-- DATASET RECORDS follows --
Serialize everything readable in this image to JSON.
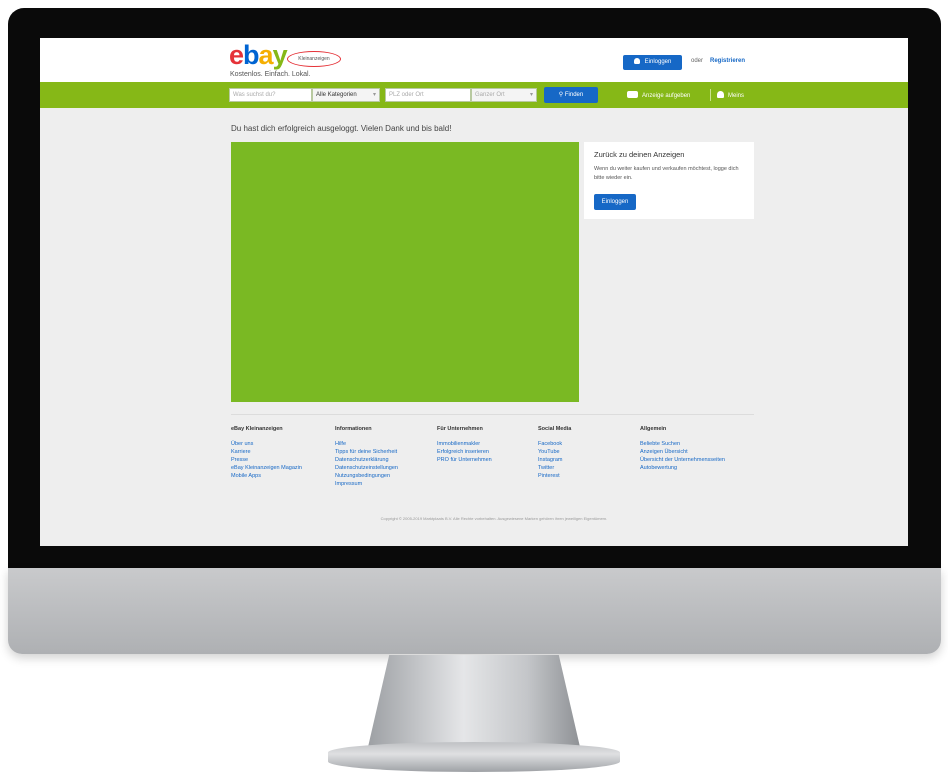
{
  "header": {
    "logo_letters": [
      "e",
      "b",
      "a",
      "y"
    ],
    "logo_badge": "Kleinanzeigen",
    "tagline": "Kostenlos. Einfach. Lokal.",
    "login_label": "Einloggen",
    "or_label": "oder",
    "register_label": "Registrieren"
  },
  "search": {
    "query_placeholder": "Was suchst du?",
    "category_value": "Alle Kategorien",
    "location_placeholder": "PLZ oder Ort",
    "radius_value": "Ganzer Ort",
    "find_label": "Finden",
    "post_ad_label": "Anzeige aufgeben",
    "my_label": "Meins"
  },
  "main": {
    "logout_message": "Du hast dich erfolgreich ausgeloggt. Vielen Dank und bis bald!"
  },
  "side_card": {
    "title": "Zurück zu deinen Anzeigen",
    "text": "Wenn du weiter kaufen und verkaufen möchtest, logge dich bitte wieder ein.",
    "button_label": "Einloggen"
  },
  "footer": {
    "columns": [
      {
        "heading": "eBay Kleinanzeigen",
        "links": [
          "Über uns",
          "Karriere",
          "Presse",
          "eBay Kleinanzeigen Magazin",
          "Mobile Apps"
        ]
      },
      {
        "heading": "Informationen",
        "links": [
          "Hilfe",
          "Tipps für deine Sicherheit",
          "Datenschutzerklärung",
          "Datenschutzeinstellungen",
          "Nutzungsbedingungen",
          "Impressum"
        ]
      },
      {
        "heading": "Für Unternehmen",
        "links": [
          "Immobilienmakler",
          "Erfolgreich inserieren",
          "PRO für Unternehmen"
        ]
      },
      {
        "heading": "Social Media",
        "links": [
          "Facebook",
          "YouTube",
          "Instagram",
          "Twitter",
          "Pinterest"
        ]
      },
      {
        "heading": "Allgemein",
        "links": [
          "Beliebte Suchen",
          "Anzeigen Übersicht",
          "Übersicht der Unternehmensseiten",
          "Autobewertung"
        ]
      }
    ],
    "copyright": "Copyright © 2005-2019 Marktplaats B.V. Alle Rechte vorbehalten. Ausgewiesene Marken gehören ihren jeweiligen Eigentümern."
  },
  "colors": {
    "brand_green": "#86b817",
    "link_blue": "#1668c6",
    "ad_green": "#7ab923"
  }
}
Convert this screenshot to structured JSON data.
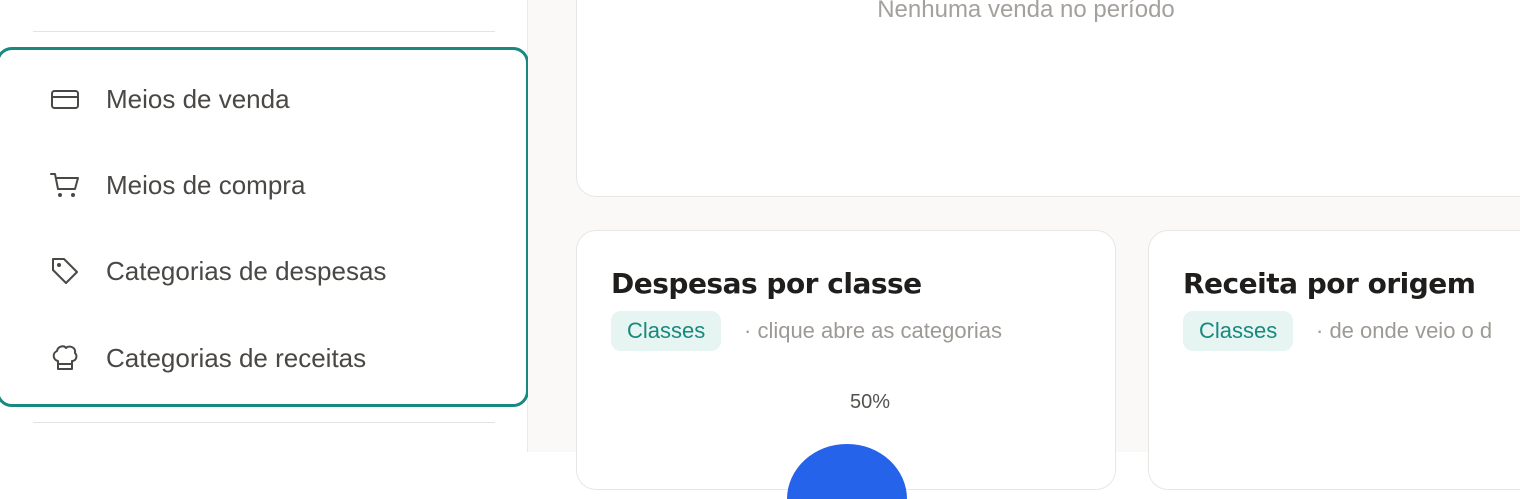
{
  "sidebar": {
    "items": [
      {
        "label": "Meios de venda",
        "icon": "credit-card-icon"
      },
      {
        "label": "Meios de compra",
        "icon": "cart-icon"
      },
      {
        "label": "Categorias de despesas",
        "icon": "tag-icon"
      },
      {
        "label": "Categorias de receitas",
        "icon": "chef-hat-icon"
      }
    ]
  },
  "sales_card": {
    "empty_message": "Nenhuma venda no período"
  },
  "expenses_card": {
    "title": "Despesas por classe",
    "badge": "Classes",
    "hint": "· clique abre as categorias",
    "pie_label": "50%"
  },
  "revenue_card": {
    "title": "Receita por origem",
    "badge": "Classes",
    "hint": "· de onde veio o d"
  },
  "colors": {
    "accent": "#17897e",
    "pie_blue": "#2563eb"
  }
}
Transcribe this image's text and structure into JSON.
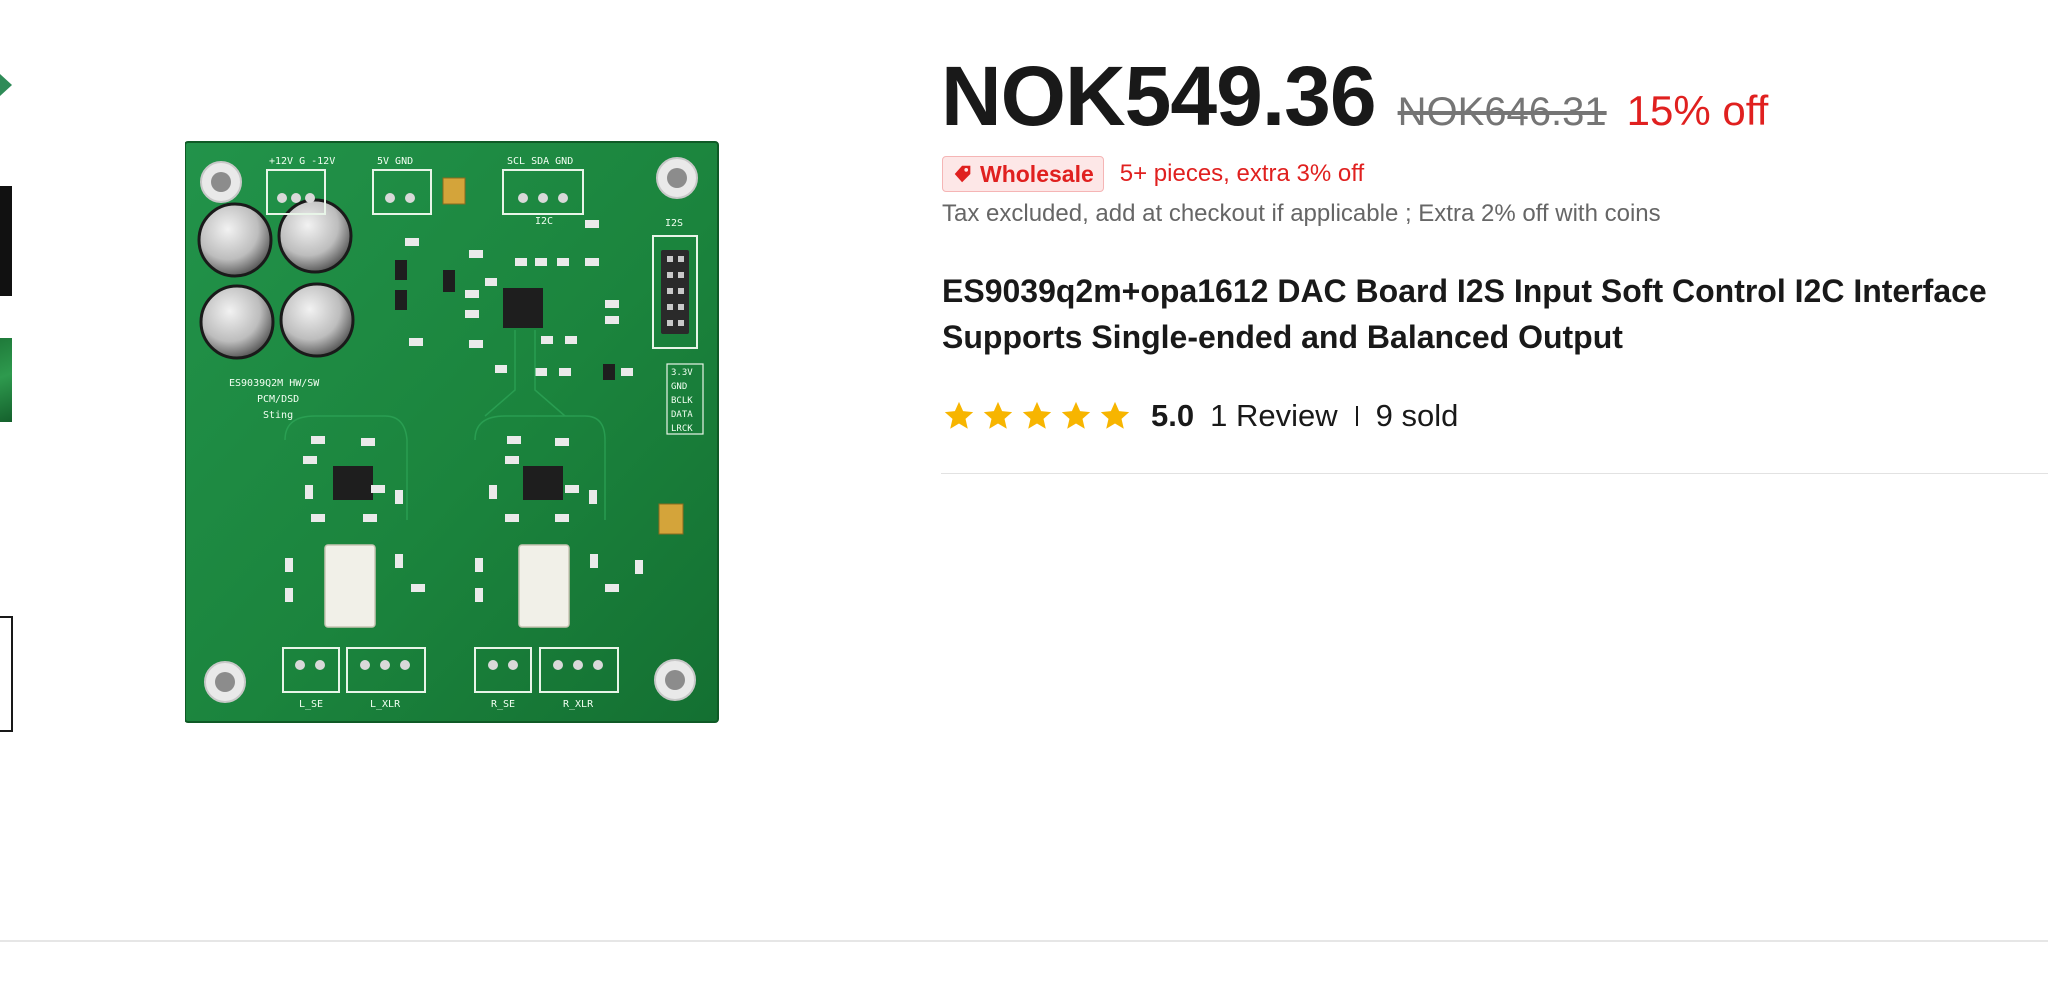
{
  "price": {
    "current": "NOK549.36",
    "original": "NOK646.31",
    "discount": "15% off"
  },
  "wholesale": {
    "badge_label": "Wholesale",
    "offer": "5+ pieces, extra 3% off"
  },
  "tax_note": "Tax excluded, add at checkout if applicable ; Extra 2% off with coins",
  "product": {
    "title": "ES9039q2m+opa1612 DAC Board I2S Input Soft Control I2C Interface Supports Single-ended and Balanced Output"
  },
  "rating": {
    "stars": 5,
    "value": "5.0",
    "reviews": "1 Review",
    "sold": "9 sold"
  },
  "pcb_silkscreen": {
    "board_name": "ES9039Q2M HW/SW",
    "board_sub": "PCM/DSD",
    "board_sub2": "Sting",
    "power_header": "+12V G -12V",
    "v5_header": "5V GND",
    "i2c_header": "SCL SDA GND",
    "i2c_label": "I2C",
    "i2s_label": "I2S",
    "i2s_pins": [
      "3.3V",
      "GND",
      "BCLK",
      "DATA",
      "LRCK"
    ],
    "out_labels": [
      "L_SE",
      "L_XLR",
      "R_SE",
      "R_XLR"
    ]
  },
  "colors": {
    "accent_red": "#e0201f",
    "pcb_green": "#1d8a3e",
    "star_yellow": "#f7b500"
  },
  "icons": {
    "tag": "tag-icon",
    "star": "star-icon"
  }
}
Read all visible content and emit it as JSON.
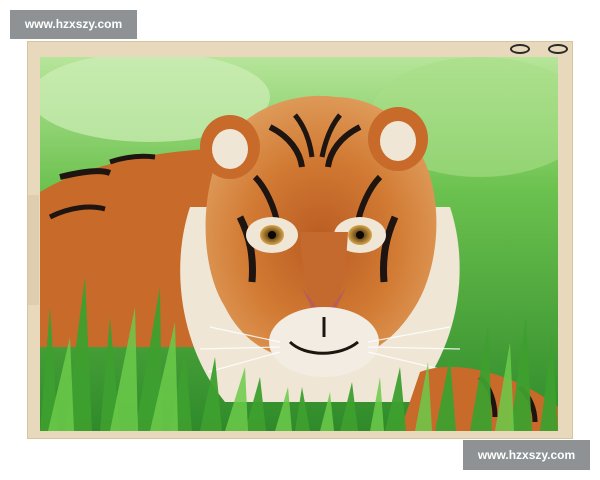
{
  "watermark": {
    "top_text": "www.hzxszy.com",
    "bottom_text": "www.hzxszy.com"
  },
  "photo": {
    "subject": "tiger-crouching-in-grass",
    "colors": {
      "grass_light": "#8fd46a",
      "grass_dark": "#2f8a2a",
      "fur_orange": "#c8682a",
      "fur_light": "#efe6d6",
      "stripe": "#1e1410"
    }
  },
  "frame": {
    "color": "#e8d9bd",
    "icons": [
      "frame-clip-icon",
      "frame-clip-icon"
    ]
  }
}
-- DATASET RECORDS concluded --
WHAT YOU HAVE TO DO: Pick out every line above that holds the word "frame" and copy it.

REPLY:
  "frame": {
      "frame-clip-icon",
      "frame-clip-icon"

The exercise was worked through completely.